  • The kale chips looks good and I’ll try and buy some at the Sunday morning market in St Antonin-Noble-Val, if I can find it, the rural French farmers are rather conservative in the veg. they grow. I love the way one recipe leads to another, I read the comment about the charred broccoli and avocado salad and looked at it, but that too will have to wait until I can buy an avocado; and then I found the interesting upside down cornmeal and broccoli cake, for which I’ve got all the ingredients, so I’ll have a go today.

    • Do let me know if you see it at the market! It’s made a comeback so there’s hope. Also, it’s fairly easy to grow if you have a small garden patch. And please report back on the broccoli recipes as well!

  • Hi Clothilde, I just discovered your blog via Bloglovin’ and I’m delighted with your lovely recipes. It’s great to “meet” another food blogger living in France and blogging in English. Thanks for sharing!

    • Thanks so much Jane, I hope you find a few dishes to adopt into your repertoire!

  • Kathryn Bloxsom

    These kale chips look amazing- I love kale chips (usually I do a salt and vinegar version) and I am so excited to try the cashew cheese. Do you have any suggestions for an alternative to the miso? I am not sure I will be able to find that.

    • I would either substitute tahini if you have it, or skip it entirely. Let me know if you try the recipe!

  • Really fine Work Chef. Will Definitely Try your recipe. Please visit my Page as well For some Fine recipes regarding

    Caprese Skewers.

    http://www.capreseskewers.net

  • ALPHA.MALE

    I am an American man, and I have decided to boycott American women. In a nutshell, American women are the most likely to cheat on you, to divorce you, to get fat, to steal half of your money in the divorce courts, don’t know how to cook or clean, don’t want to have children, etc. Therefore, what intelligent man would want to get involved with American women?

    American women are generally immature, selfish, extremely arrogant and self-centered, mentally unstable, irresponsible, and highly unchaste. The behavior of most American women is utterly disgusting, to say the least.

    This blog is my attempt to explain why I feel American women are inferior to foreign women (non-American women), and why American men should boycott American women, and date/marry only foreign (non-American) women.

    BOYCOTT AMERICAN WOMEN!

    http://www.boycottamericanwomen.com

    .,., /,., ., .,/,., ., .,/,/,.

  • Brittany Powell Parich

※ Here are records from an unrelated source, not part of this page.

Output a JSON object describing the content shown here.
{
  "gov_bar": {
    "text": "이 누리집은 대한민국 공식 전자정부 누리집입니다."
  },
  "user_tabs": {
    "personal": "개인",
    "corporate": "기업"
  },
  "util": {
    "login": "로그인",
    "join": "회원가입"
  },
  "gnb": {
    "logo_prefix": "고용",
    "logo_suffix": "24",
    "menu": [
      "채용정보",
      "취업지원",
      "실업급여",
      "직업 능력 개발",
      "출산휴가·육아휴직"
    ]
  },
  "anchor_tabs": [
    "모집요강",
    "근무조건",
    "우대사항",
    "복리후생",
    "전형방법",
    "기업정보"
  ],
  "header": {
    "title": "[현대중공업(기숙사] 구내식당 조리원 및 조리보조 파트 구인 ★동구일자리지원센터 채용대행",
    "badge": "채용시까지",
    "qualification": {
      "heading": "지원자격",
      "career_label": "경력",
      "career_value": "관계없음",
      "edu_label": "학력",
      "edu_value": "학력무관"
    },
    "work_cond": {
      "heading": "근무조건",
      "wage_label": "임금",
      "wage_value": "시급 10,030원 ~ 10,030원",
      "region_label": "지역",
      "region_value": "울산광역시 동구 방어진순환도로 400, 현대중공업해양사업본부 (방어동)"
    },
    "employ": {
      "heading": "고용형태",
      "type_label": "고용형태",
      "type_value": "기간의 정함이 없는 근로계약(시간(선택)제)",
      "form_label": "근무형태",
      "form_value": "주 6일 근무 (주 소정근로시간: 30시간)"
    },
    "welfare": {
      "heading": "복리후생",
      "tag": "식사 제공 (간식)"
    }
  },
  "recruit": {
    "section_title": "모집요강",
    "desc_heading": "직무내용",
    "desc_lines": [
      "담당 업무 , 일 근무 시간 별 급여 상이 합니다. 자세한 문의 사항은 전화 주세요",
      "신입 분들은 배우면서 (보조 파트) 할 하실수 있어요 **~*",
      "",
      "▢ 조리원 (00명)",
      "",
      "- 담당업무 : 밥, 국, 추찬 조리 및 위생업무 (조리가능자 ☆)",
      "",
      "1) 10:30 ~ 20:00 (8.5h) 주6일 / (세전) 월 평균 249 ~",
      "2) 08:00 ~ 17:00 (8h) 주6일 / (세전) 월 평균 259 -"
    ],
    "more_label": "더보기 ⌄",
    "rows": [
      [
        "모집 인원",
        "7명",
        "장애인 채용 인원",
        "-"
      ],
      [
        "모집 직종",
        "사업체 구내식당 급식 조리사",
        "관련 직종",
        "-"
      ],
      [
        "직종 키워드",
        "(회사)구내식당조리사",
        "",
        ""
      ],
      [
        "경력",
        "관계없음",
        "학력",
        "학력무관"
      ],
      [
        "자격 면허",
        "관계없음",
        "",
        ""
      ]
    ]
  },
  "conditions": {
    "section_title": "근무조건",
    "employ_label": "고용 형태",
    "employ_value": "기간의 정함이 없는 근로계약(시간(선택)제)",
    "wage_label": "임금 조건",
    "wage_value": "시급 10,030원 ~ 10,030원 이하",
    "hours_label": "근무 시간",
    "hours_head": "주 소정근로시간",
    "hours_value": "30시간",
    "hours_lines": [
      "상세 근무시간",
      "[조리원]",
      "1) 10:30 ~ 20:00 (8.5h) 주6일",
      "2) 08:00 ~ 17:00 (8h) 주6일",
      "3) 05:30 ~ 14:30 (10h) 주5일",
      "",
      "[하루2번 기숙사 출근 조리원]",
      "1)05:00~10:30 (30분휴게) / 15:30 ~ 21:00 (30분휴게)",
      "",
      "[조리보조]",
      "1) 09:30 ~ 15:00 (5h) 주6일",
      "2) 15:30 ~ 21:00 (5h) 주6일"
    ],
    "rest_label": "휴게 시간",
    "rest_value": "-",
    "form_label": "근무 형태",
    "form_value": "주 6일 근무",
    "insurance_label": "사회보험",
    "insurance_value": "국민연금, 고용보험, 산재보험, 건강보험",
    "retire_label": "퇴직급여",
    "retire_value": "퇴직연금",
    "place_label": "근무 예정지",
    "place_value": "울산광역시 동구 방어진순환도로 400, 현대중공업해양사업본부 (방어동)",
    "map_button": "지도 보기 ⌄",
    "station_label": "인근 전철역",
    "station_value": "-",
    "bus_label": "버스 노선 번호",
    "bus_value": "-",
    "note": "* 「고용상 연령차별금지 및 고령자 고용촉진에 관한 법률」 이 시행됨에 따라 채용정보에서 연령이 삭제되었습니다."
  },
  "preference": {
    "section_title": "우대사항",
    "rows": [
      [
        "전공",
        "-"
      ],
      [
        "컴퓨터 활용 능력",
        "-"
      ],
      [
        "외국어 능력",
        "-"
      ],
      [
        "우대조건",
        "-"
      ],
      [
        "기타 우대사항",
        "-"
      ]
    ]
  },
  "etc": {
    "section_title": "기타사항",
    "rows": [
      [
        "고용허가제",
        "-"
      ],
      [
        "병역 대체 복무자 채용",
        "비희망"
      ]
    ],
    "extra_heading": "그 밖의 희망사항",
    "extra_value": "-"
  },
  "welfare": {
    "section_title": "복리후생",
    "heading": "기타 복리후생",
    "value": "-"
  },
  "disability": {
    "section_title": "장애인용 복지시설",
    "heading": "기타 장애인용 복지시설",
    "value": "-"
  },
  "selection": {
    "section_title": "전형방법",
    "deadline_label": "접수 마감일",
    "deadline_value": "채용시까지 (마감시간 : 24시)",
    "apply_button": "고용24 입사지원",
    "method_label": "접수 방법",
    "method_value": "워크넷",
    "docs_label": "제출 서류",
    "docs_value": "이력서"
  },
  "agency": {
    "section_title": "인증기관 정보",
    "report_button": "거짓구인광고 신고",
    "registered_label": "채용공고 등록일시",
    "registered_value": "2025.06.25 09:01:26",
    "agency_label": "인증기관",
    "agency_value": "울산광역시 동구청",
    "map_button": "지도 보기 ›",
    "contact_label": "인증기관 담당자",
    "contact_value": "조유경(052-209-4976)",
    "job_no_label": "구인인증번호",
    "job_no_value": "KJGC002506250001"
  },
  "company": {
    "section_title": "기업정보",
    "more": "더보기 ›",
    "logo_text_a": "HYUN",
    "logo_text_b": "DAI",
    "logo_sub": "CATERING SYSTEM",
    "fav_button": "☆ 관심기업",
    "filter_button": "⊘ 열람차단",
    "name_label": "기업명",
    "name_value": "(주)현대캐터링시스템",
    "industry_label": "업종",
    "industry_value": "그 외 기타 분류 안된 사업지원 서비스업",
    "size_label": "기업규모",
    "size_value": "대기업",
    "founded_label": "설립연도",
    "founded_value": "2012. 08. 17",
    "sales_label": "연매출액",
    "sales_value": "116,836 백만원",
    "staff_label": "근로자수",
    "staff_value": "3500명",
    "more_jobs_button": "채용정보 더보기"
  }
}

    Hi Clotilde, I made these last night (with lacinato kale because that’s what our CSA delivered) for my husband’s birthday dinner. We both loved them–thanks for posting the recipe. The one thing I’d do differently is to use the same amount of topping on twice the kale.

    • Thanks for reporting back! Did you use the oven of the dehydrator?

      • Brittany Powell Parich

        I used my oven, which seemed to work just fine. I needed three half-sheet pans, which means, I suppose, I’d have to do it in two rounds if I wanted twice the kale.

        When we ate the leftovers the next day, they were soft instead of crispy, which made them seem a bit like vegan kale jerky–not bad at all.

  • Lekha

    These look good, Clothilde! I like anything that doesn’t need frying. The Chinese fry green leaves without adding anything and serve them with fried bamboo shoots which the toss with salt and toasted sesame seeds.
    please tell me whether I need to add ‘nutritious yeast’ and what is it exactly?

    • You can read more about nutritional yeast here. It’s a vegan ingredients that has a cheese-like flavor, and that’s the role it plays here.

Get the newsletter

Receive FREE email updates with all the latest recipes, plus exclusive inspiration and Paris tips. You can also choose to be notified when a new post is published.

View the latest edition of the newsletter.